Surely they knew better. Back to Blood is not Wolfe’s best book; after a strong start it grows diffuse, and several intriguing characters, including Nestor’s hardworking father, leave the stage. Still, it offers much of what Wolfe’s many readers have long enjoyed, including a profusion of apt and vivid details and a parade of characters who are both preposterously overdrawn and yet recognizably true. Back to Blood also confirms that Wolfe isn’t really a Zola-like realist, despite his well-informed sociological interests and his fondness for constructing multiplotted page-turners on Victorian-era platforms. He’s a great comic writer with a special gift for timely satire. It’s absurd to complain that Wolfe doesn’t write exquisite prose. It’s like blaming Hogarth because he doesn’t paint like Vermeer.  

And although he’s often described as a conservative, Wolfe is much closer to Mark Twain than to, say, G. K. Chesterton. Like Twain, he targets pomposity in all of its rich and varied forms. And like Twain, he’s a skeptic who, in recent years, has taken to using Zola’s old term, “the human beast.” For Wolfe, man is a curious creature, preoccupied with gaining status and avoiding humiliation, and made unique not because he has a soul but because he has developed speech as a great and powerful tool. 

And yet, there has always been something faintly ministerial about this lapsed Presbyterian from Richmond, the mannerly man in the crisp white suit. Unlike Twain, Wolfe does not take aim at religious faith. In fact, at least since The Me Decade (1976), Wolfe has implicitly lamented the decline of the old systems of belief and the rise of shabbier creeds peddled to his unmoored countrymen in a media-made culture that, by all appearances, has happily accepted the death of God. 

In recent interviews, Wolfe has also made the point that Nietzsche’s dire prediction of “the total eclipse of all values” is, by the looks of it, coming to pass. “Anyone who thinks religion is bad for society,” Wolfe has said, “is out of his mind.” And so, beneath the comedy of his recent fiction, one detects the same fear that gripped Magdalena at the Columbus Day Regatta, even as her loony lover, Norman Lewis, urges her to relax and enjoy the view. This lurid carnival, Lewis explains, is “an extraordinary preview of the looming un-human, thoroughly animal, fate of Man!” It is “Man’s behavior at the level of bonobos and baboons .  .  . a picture of mankind with all the rules removed.” 
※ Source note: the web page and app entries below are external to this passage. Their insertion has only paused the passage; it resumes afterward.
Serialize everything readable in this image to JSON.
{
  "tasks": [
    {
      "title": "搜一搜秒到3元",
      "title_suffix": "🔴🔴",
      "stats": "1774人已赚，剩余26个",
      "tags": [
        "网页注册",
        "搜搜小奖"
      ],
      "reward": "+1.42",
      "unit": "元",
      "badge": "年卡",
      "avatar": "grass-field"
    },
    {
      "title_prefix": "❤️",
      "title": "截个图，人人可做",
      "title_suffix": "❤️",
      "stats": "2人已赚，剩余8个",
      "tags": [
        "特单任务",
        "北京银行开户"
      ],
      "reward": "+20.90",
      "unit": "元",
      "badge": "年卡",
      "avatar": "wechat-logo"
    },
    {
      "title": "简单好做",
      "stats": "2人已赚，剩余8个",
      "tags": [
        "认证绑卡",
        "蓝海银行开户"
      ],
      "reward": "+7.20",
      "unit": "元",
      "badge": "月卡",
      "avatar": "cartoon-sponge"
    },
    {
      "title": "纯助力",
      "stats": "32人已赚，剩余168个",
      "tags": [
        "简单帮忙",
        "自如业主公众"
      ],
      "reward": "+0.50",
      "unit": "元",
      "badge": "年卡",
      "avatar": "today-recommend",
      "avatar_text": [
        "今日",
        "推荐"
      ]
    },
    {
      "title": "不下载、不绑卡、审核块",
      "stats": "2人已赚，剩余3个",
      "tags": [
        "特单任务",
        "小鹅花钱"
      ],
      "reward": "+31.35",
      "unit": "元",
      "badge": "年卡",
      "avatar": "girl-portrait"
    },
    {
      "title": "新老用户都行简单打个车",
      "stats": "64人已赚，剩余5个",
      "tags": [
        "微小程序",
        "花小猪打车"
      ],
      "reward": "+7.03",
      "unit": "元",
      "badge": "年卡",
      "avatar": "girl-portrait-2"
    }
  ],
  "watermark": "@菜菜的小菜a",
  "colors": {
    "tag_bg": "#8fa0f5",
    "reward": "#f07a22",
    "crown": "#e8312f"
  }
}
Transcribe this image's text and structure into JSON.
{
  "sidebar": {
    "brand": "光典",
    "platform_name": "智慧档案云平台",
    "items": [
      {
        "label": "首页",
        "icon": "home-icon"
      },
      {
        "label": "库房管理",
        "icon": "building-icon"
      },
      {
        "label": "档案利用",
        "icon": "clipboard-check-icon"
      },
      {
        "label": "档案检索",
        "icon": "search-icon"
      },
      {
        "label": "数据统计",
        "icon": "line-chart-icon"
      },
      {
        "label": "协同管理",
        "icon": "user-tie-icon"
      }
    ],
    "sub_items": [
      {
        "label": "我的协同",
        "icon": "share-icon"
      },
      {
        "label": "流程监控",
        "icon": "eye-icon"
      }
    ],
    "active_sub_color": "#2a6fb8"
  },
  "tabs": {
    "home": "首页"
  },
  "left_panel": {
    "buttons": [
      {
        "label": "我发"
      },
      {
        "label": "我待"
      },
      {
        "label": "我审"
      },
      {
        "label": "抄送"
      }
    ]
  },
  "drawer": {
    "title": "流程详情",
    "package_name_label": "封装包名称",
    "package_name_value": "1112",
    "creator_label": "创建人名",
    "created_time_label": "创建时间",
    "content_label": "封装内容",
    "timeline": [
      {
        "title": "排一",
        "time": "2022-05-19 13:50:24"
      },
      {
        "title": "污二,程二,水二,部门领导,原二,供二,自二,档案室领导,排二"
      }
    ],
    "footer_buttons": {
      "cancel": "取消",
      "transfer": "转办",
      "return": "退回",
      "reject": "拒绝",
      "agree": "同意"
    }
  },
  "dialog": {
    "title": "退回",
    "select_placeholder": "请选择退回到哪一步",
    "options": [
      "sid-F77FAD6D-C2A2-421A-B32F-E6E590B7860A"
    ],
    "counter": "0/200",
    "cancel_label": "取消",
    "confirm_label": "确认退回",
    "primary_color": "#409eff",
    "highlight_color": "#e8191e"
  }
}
It is also the grim picture that this sprawling and funny novel provides. 

Brian Murray teaches at Loyola University Maryland.